July 18, 2024, 10:39 am


Sports Correspondent

Published:
2024-07-06 10:18:57 BdST

Heartbreak for Germany fans after dramatic Euros exit


A stream of disappointed Germany fans poured out of Berlin's fan zone Friday evening, some in tears, after a dramatic 2-1 loss to Spain sent the host nation crashing out of the Euros.

"All I can do now is drink to drown my sorrows," said 22-year-old student Cedric Seiberlich, as he left the fan area at the Brandenburg Gate where 70,000 people had watched the nail-biting quarter-final.

The defeat in extra time brought a brutal end to Germany's hopes of a fairytale Euros victory after years of underwhelming performances at major tournaments.

"The dream is over," wrote the top-selling Bild daily, speaking for an entire nation.

Chancellor Olaf Scholz tried to put on a brave face, telling broadcaster ZDF that the Germany team had left the tournament "with their heads held high".

After the final whistle rang out and the crowds emptied out, Jannis Dochnahl was one of a few stunned supporters to stay behind in the Berlin fan zone, staring into space.

"The two teams were evenly matched, but Spain got lucky," the 20-year-old said, decked out in Germany's black, red and gold colours.

Like many fans, he voiced dismay over a controversial decision to not award Germany a penalty after a Jamal Musiala shot connected with the arm of Spain's Marc Cucurella inside the box.

"I saw us going further, but now I guess Spain are the favourites," the civil engineering student added.

Despite the frequent cheers in Berlin for veteran Thomas Mueller and retiring Toni Kroos, the pair were unable to turn the tide for the host country.

Ten-year-old Jonas Klose, wearing a Musiala jersey, was being consoled by his father Jens after the match.

"We usually stay home, but we don't regret coming.
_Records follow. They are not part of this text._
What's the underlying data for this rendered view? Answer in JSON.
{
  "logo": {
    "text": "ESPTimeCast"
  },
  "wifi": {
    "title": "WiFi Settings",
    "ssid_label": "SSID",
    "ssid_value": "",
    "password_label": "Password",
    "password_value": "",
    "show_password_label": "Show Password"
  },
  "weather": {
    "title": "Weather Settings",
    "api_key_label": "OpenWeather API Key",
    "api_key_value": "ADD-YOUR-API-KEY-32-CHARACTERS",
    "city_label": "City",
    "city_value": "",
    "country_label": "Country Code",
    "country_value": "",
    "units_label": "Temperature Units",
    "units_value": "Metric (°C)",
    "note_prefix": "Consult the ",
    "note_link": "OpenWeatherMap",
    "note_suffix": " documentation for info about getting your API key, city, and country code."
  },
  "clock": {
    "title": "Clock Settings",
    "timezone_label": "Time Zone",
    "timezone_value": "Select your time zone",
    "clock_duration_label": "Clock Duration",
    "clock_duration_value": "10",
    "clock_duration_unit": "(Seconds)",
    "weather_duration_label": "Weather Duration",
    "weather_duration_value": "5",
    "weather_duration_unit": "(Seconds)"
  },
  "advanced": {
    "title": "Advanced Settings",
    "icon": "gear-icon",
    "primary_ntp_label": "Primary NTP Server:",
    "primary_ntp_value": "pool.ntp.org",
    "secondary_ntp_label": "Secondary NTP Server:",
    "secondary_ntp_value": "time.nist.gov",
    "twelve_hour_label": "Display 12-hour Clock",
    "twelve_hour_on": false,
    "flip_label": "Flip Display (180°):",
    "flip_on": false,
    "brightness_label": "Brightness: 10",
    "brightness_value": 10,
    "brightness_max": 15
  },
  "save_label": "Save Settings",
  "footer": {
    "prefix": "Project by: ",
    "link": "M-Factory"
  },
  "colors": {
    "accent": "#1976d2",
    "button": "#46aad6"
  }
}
The people were enthusiastic, and the weather is beautiful," the 47-year-old told AFP.

4,000 euros

Suzie Montoro came to the fan zone with her partner Tobias Lagemann.
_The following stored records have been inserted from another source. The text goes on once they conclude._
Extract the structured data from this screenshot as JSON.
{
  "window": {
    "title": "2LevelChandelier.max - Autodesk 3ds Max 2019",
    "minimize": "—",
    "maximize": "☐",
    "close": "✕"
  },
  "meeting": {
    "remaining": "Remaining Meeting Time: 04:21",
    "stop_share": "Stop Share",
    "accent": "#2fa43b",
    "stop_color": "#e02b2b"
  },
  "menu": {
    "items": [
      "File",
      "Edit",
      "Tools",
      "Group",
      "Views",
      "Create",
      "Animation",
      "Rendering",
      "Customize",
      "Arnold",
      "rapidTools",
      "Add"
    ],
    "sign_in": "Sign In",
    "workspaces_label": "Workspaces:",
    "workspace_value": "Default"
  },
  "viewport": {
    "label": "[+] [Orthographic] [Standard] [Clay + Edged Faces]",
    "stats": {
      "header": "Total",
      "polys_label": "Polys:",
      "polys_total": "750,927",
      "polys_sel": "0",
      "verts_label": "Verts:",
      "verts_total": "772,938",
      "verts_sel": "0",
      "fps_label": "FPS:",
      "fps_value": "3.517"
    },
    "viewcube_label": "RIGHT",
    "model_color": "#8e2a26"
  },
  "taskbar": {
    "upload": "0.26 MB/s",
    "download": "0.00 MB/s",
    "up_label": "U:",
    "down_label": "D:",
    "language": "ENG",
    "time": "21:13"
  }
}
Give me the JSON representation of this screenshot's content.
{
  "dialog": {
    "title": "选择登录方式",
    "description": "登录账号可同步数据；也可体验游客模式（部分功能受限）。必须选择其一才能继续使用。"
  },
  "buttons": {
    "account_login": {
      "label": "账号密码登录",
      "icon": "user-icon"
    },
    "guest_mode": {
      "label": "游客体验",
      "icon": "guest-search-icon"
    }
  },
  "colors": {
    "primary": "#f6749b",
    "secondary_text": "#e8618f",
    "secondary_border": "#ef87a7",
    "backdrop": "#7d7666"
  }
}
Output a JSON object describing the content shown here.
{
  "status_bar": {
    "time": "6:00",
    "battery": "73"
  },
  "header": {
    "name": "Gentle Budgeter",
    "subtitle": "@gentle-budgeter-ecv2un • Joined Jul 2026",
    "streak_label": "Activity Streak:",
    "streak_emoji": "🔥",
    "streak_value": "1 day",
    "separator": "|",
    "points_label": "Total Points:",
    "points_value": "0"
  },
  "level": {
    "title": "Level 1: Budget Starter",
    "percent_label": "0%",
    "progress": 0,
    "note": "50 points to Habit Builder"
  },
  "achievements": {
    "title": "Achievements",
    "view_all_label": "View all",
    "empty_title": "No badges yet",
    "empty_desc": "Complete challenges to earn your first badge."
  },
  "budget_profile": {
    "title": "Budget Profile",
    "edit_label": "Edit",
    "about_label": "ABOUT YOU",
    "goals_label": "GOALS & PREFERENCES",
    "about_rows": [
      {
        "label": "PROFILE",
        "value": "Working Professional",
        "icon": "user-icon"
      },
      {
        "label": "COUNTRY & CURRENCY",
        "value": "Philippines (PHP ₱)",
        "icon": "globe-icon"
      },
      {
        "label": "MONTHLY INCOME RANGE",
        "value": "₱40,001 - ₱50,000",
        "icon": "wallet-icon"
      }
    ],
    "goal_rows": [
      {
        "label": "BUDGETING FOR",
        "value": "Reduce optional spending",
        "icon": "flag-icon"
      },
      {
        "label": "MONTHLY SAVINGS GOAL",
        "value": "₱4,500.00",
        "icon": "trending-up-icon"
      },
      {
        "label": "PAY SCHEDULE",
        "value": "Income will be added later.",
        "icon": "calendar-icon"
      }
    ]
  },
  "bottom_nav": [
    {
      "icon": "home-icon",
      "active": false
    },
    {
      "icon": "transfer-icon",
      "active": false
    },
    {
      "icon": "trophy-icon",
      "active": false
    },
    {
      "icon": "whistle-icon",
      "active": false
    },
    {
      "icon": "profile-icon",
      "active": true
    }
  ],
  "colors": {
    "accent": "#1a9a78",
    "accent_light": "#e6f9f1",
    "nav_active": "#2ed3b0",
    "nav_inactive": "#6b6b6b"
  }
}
The pair spent "more than an hour-and-a-half" each on elaborate make-up in Germany's colours, said Suzie, who is an artist in the capital.

The die-hard "Mannschaft" fans shelled out nearly 4,000 euros ($4,300) combined to attend five Euros matches. "But Tobias is out of money, so we came here tonight," Suzie smiled.

At the Brandenburg Gate, a few clashes between Germans and Spaniards prompted police intervention and a warning from organisers at half-time.

The tension was mirrored on the field where several yellow cards where handed out, and one red.

The overall atmosphere still delighted Oskar Schwab, an Australian of German origin, despite the painful defeat in the end.

"At home, football culture isn't very important, it's always special to see so many people getting excited about this sport," said the 22-year-old, beer in hand.

But the evening ended with his own dream going unfulfilled: "To see the crowd go wild with joy."

Unauthorized use or reproduction of The Finance Today content for commercial purposes is strictly prohibited.


Popular Article from Sports